A few weeks ago when I started this blog dedicated to the inimitable city Lahore; and was lazy to post original stuff – so whatever I found interesting I collated on this blog-space. Quite sheepishly I have to admit that I am most pleased with the way the surfers have stopped here and even commented. Like me, there are many a Lahore-lovers and hence the interest.
Though I was most amused why the traffic was going up – here are the top ten reasons why people halted at Lahore Nama – funny, real and of course revealing:
I am wondering where is the sexy hot Lahore except the post on Mujras..
They say, LOL…
1. City of Sin and Splendour: Writings on Lahore by Bapsi Sidhwa
2. Illustrated Views of the 19th Century by F.S. Aijazuddin
3. Lahore: Portrait of a Lost City by Som Anand
4. Lahore: A Memoir by Muhammad Saeed
5. Lahore: A Sentimental Journey by Pran Neville
6. Old Lahore by H.R. Goulding
7. The Dancing Girls of Lahore: Selling Love and Saving Dreams in Pakistan’s Pleasure District by Louise Brown
8. Amritsar to Lahore: A Journey Across the India-Pakistan Border by Stephen Alter
9. Lahore District Flora by Shiv Ram Kashyap
10. Beloved City Writings on Lahore by Bapsi Sidhwa Continue reading
By Kamila Hyat, for the Gulf News (April 28, 2008)
Lahore: For years, book lovers in Lahore, a city reputed for its literary history as well as its architectural inheritance, have mourned the apparent loss of the love of reading.
Many book shops have gradually vanished and in others, magazines have taken the place of more substantial tomes.
Teachers and parents have lamented the fact that in an age of television, DVDs, computer games and numerous other forms of jazzy electronic entertainment, children had turned away from books.
But, a single experimental idea has proved much of this conjecture about the relationship between Lahoris and books to be false.
The large Readings bookstore, which stocks row after row of used books, encyclopaedias and other literary material from the US, has within the two years or so of its existence become one of the most popular spots in the city.

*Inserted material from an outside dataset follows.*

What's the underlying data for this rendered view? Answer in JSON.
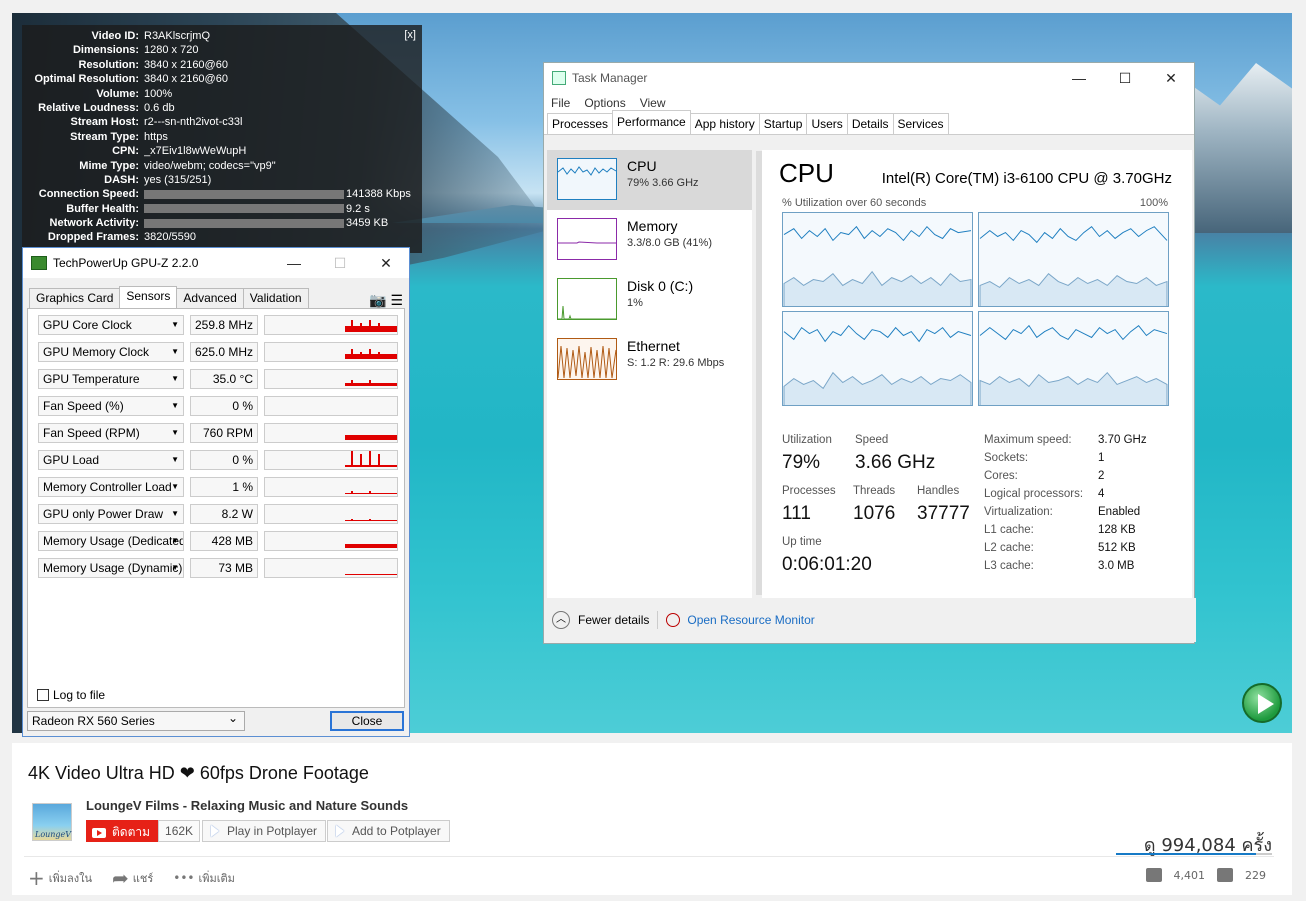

Continue reading
Mall road is one of my favorite areas of Lahore and I have some wonderful childhood memories associated with it. There is no other road like it which we all love here in Lahore, probably because it’s so close to the heart of the old city.Yesterday while driving around the mall road, I decided to look for a book shop and buy 3 books which were long pending in one of my wish-list. So driving slowly, I started to recall the old books shops where I used to buy books with my father when I was a little child. To my great surprise and shock, I could only find Maqbool Academy which is located in famous Diyal Singh Mansion and Feroz Sons. All the other old book shops were either closed or they had changed their line of business.

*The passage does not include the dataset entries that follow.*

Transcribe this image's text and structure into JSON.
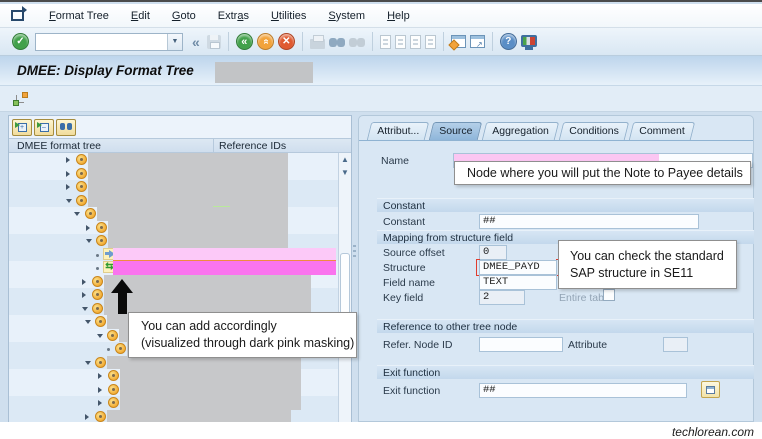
{
  "menu": {
    "items": [
      {
        "label": "Format Tree",
        "accel": 0
      },
      {
        "label": "Edit",
        "accel": 0
      },
      {
        "label": "Goto",
        "accel": 0
      },
      {
        "label": "Extras",
        "accel": 4
      },
      {
        "label": "Utilities",
        "accel": 0
      },
      {
        "label": "System",
        "accel": 0
      },
      {
        "label": "Help",
        "accel": 0
      }
    ]
  },
  "toolbar": {
    "command_value": "",
    "icons": [
      "enter-check-icon",
      "command-field",
      "collapse-chevrons-icon",
      "save-icon",
      "back-icon",
      "exit-icon",
      "cancel-icon",
      "print-icon",
      "find-icon",
      "find-next-icon",
      "first-page-icon",
      "page-up-icon",
      "page-down-icon",
      "last-page-icon",
      "new-session-icon",
      "create-shortcut-icon",
      "help-icon",
      "gui-settings-icon"
    ]
  },
  "header": {
    "title": "DMEE: Display Format Tree"
  },
  "left_panel": {
    "toolbar_icons": [
      "expand-subtree-icon",
      "collapse-subtree-icon",
      "find-icon"
    ],
    "columns": {
      "col1": "DMEE format tree",
      "col2": "Reference IDs"
    },
    "tree": {
      "row_height": 13.5,
      "rows": [
        {
          "e": "r",
          "ex": 57,
          "icon": "node",
          "ix": 67,
          "mask": [
            79,
            279
          ]
        },
        {
          "e": "r",
          "ex": 57,
          "icon": "node",
          "ix": 67,
          "mask": [
            79,
            279
          ]
        },
        {
          "e": "r",
          "ex": 57,
          "icon": "node",
          "ix": 67,
          "mask": [
            79,
            279
          ]
        },
        {
          "e": "d",
          "ex": 57,
          "icon": "node",
          "ix": 67,
          "mask": [
            79,
            279
          ],
          "green_mark": 204
        },
        {
          "e": "d",
          "ex": 65,
          "icon": "node",
          "ix": 76,
          "mask": [
            88,
            279
          ]
        },
        {
          "e": "r",
          "ex": 77,
          "icon": "node",
          "ix": 87,
          "mask": [
            99,
            279
          ]
        },
        {
          "e": "d",
          "ex": 77,
          "icon": "node",
          "ix": 87,
          "mask": [
            99,
            279
          ]
        },
        {
          "e": "dot",
          "ex": 87,
          "icon": "arrow",
          "ix": 94,
          "highlight": "light",
          "hl": [
            104,
            327
          ]
        },
        {
          "e": "dot",
          "ex": 87,
          "icon": "segment",
          "ix": 94,
          "highlight": "bright",
          "hl": [
            104,
            327
          ]
        },
        {
          "e": "r",
          "ex": 73,
          "icon": "node",
          "ix": 83,
          "mask": [
            95,
            302
          ]
        },
        {
          "e": "r",
          "ex": 73,
          "icon": "node",
          "ix": 83,
          "mask": [
            95,
            302
          ]
        },
        {
          "e": "d",
          "ex": 73,
          "icon": "node",
          "ix": 83,
          "mask": [
            95,
            302
          ]
        },
        {
          "e": "d",
          "ex": 76,
          "icon": "node",
          "ix": 86,
          "mask": [
            98,
            272
          ]
        },
        {
          "e": "d",
          "ex": 88,
          "icon": "node",
          "ix": 98,
          "mask": [
            110,
            272
          ]
        },
        {
          "e": "dot",
          "ex": 98,
          "icon": "node",
          "ix": 106,
          "mask": [
            118,
            272
          ]
        },
        {
          "e": "d",
          "ex": 76,
          "icon": "node",
          "ix": 86,
          "mask": [
            98,
            292
          ]
        },
        {
          "e": "r",
          "ex": 89,
          "icon": "node",
          "ix": 99,
          "mask": [
            111,
            292
          ]
        },
        {
          "e": "r",
          "ex": 89,
          "icon": "node",
          "ix": 99,
          "mask": [
            111,
            292
          ]
        },
        {
          "e": "r",
          "ex": 89,
          "icon": "node",
          "ix": 99,
          "mask": [
            111,
            292
          ]
        },
        {
          "e": "r",
          "ex": 76,
          "icon": "node",
          "ix": 86,
          "mask": [
            98,
            282
          ]
        }
      ]
    }
  },
  "right_panel": {
    "tabs": [
      {
        "label": "Attribut...",
        "active": false
      },
      {
        "label": "Source",
        "active": true
      },
      {
        "label": "Aggregation",
        "active": false
      },
      {
        "label": "Conditions",
        "active": false
      },
      {
        "label": "Comment",
        "active": false
      }
    ],
    "name_label": "Name",
    "sections": {
      "constant": {
        "title": "Constant",
        "label": "Constant",
        "value": "##"
      },
      "mapping": {
        "title": "Mapping from structure field",
        "rows": [
          {
            "label": "Source offset",
            "value": "0"
          },
          {
            "label": "Structure",
            "value": "DMEE_PAYD"
          },
          {
            "label": "Field name",
            "value": "TEXT"
          },
          {
            "label": "Key field",
            "value": "2"
          }
        ],
        "entire_table_label": "Entire table"
      },
      "reference": {
        "title": "Reference to other tree node",
        "label": "Refer. Node ID",
        "value": "",
        "attribute_label": "Attribute",
        "attribute_value": ""
      },
      "exit": {
        "title": "Exit function",
        "label": "Exit function",
        "value": "##"
      }
    }
  },
  "callouts": {
    "name_note": "Node where you will put the Note to Payee details",
    "se11_line1": "You can check the standard",
    "se11_line2": "SAP structure in SE11",
    "add_line1": "You can add accordingly",
    "add_line2": "(visualized through dark pink masking)"
  },
  "colors": {
    "highlight_light_pink": "#fcc9f8",
    "highlight_bright_pink": "#fa74ee",
    "name_mask_pink": "#fbc6f2",
    "redaction_gray": "#c7c8ca",
    "node_icon_orange": "#f3ae37",
    "panel_blue": "#d9e7f4"
  },
  "watermark": "techlorean.com"
}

For example, there used to be one small book shop near Regal Cinema gate inside the small lane (I forgot its name), where there are two flower vendors now. Also there was the Imperial Book Depot and across from Regal used to be the Classic Book House. Then across from Cathedral and High court was Russian Book House.

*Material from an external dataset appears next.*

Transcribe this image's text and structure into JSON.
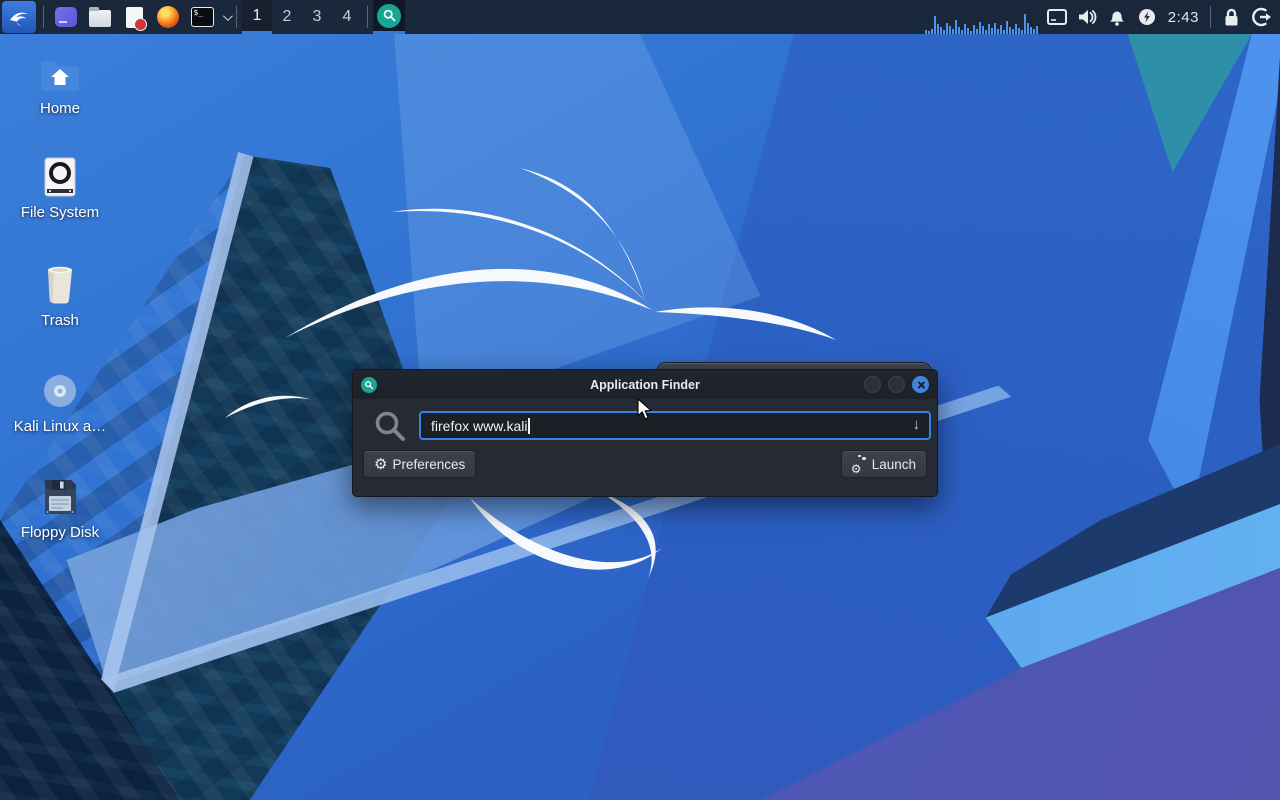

But my favorite was a small book shop at Regal, just on the left of Shireen Mehal. I think its name was Mirza Book Agency and not only they used to have the best ever collection of children”s edition of famous novels but also The Hardy Boys and every other comic collection. I still remember my father got me a pocket sized version of Charles Dickens ‘A Tale of Two Cities‘ from there long long time ago. This shop not only sold old books at low, affordable prices but they had a special taste in Urdu literature. The owner of that shop introduced me to some of the finest writers of Urdu literature and I can’t thank him enough for doing that (if only I can find him now). Continue reading